*Assignment:* Your answer must be the full listing below, restated word for word, with no pictures in it.

━━━━━━━━━━━━━━━━━━━━━━━━━━━━━━

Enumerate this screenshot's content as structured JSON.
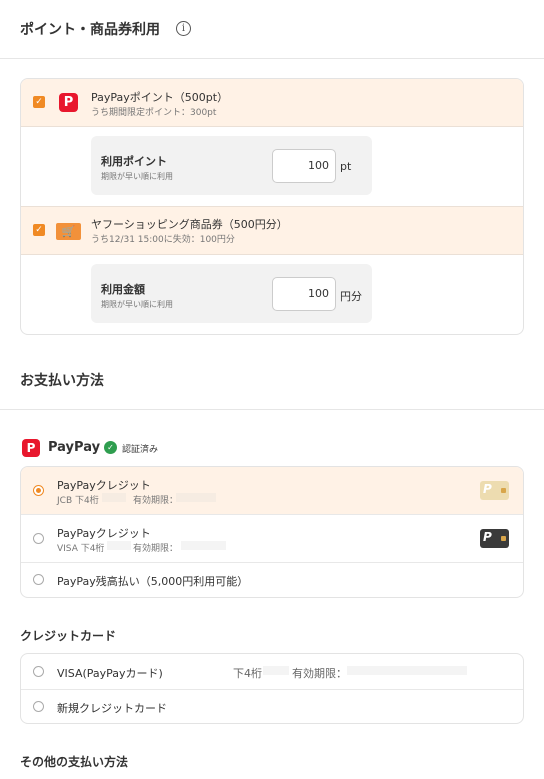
{
  "points_section": {
    "title": "ポイント・商品券利用",
    "info_icon": "i",
    "paypay": {
      "title": "PayPayポイント（500pt）",
      "sub": "うち期間限定ポイント：300pt",
      "field_label": "利用ポイント",
      "field_sub": "期限が早い順に利用",
      "value": "100",
      "unit": "pt"
    },
    "coupon": {
      "title": "ヤフーショッピング商品券（500円分）",
      "sub": "うち12/31 15:00に失効：100円分",
      "field_label": "利用金額",
      "field_sub": "期限が早い順に利用",
      "value": "100",
      "unit": "円分"
    }
  },
  "payment_section": {
    "title": "お支払い方法",
    "paypay_brand": "PayPay",
    "verified_label": "認証済み",
    "paypay_options": [
      {
        "title": "PayPayクレジット",
        "sub_prefix": "JCB 下4桁",
        "expiry_label": "有効期限："
      },
      {
        "title": "PayPayクレジット",
        "sub_prefix": "VISA 下4桁",
        "expiry_label": "有効期限："
      },
      {
        "title": "PayPay残高払い（5,000円利用可能）"
      }
    ]
  },
  "credit_section": {
    "title": "クレジットカード",
    "options": [
      {
        "title": "VISA(PayPayカード)",
        "last4_label": "下4桁",
        "expiry_label": "有効期限："
      },
      {
        "title": "新規クレジットカード"
      }
    ]
  },
  "other_section": {
    "title": "その他の支払い方法"
  },
  "colors": {
    "accent": "#f08a24",
    "highlight_bg": "#fff2e6",
    "paypay_red": "#e8172d",
    "verified_green": "#2f9e4f"
  }
}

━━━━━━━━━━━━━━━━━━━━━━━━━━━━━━

*Reply:*
Enumerate this screenshot's content as structured JSON.
{
  "points_section": {
    "title": "ポイント・商品券利用",
    "info_icon": "i",
    "paypay": {
      "title": "PayPayポイント（500pt）",
      "sub": "うち期間限定ポイント：300pt",
      "field_label": "利用ポイント",
      "field_sub": "期限が早い順に利用",
      "value": "100",
      "unit": "pt"
    },
    "coupon": {
      "title": "ヤフーショッピング商品券（500円分）",
      "sub": "うち12/31 15:00に失効：100円分",
      "field_label": "利用金額",
      "field_sub": "期限が早い順に利用",
      "value": "100",
      "unit": "円分"
    }
  },
  "payment_section": {
    "title": "お支払い方法",
    "paypay_brand": "PayPay",
    "verified_label": "認証済み",
    "paypay_options": [
      {
        "title": "PayPayクレジット",
        "sub_prefix": "JCB 下4桁",
        "expiry_label": "有効期限："
      },
      {
        "title": "PayPayクレジット",
        "sub_prefix": "VISA 下4桁",
        "expiry_label": "有効期限："
      },
      {
        "title": "PayPay残高払い（5,000円利用可能）"
      }
    ]
  },
  "credit_section": {
    "title": "クレジットカード",
    "options": [
      {
        "title": "VISA(PayPayカード)",
        "last4_label": "下4桁",
        "expiry_label": "有効期限："
      },
      {
        "title": "新規クレジットカード"
      }
    ]
  },
  "other_section": {
    "title": "その他の支払い方法"
  },
  "colors": {
    "accent": "#f08a24",
    "highlight_bg": "#fff2e6",
    "paypay_red": "#e8172d",
    "verified_green": "#2f9e4f"
  }
}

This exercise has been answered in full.